Johan Alm, Design Coordinator at Electrolux, added: “It’s also time-efficient for us to have all the necessary information and material for our projects in one place. As the manager, I can assign people to every task, and it’s clear for everyone what kind of action they need to take with each project. They know when the deadline is, what they need to do; they can see the timeline in the Gantt chart as well.”

3. Track progress in dashboards that are customizable for every user

Everyone’s perspective on a project is different. Each individual has their own tasks with different dependencies, as well as their own priorities. It’s common for teams to be working on multiple projects at the same time and they need to see what’s most pressing for them.

When a user enters Wrike, within one click they can view their dashboard.

wrike product screenshot of team dashboard

Here, individual team members can see the tasks that are assigned to them, what their team members are working on, and how these tasks relate to the overall project. It serves them a personalized view of what each team member specifically needs, while giving them visibility over other relevant tasks.

Plus, it means that all of the project-critical information is stored in the same place, so they don’t have to flick between apps in search of information. 

4. Automate project timelines from intake to delivery

Most project management tools require you to build out a project timeline every time work gets requested. As a project manager or team leader, this means you’re spending a lot of time on repetitive work.

Instead, Wrike can automate the whole process for you. A team — say your marketing team, for example — can set up a dynamic intake form so that every time someone requests work, the entire workflow is set up from start to finish.

 

The system will establish dependencies and triggers and can even automatically assign specific tasks to individuals based on their capacity and expertise. The best part? These request forms are completely customizable to your specific needs. You can set up what questions to ask, which team members to assign tasks to, and much more.

Choose Wrike to manage all your projects

In this post, we’ve shared the key steps to building a project timeline. If you’re on a small team working on simple projects, you may be able to draw one of these up using a basic tool like a spreadsheet. But if you’re working on larger, more complex projects, or multiple projects at the same time, it’s smart to use a project timeline software like Wrike. 

This way, you’ll bring all your project tasks and dependencies together, streamline your communication, and allow everyone to see clearly what they need to work on next. 

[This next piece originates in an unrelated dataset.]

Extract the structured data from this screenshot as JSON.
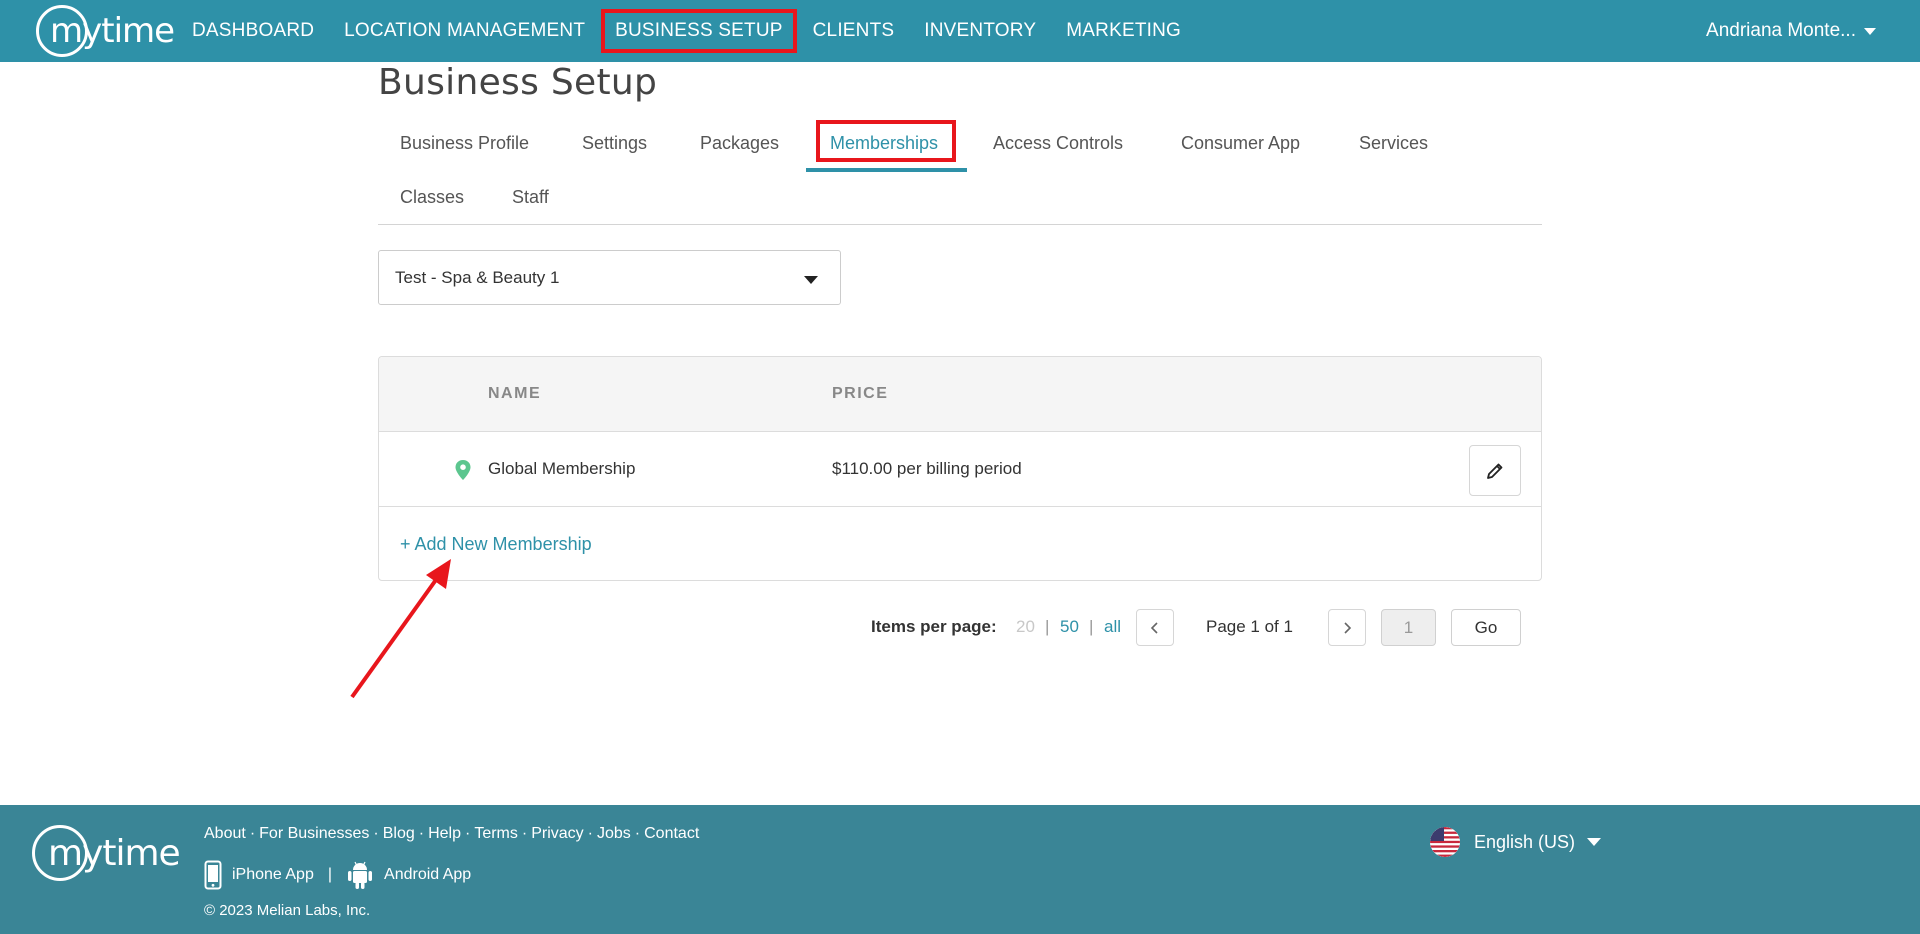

Book a demo to find out how Wrike can work for you. 

Without Wrike, it’d be difficult to make sure the right projects are getting started and that we have all the details we need.

Nicole Fakhri, Manager of Continuous Improvement at Walmart Canada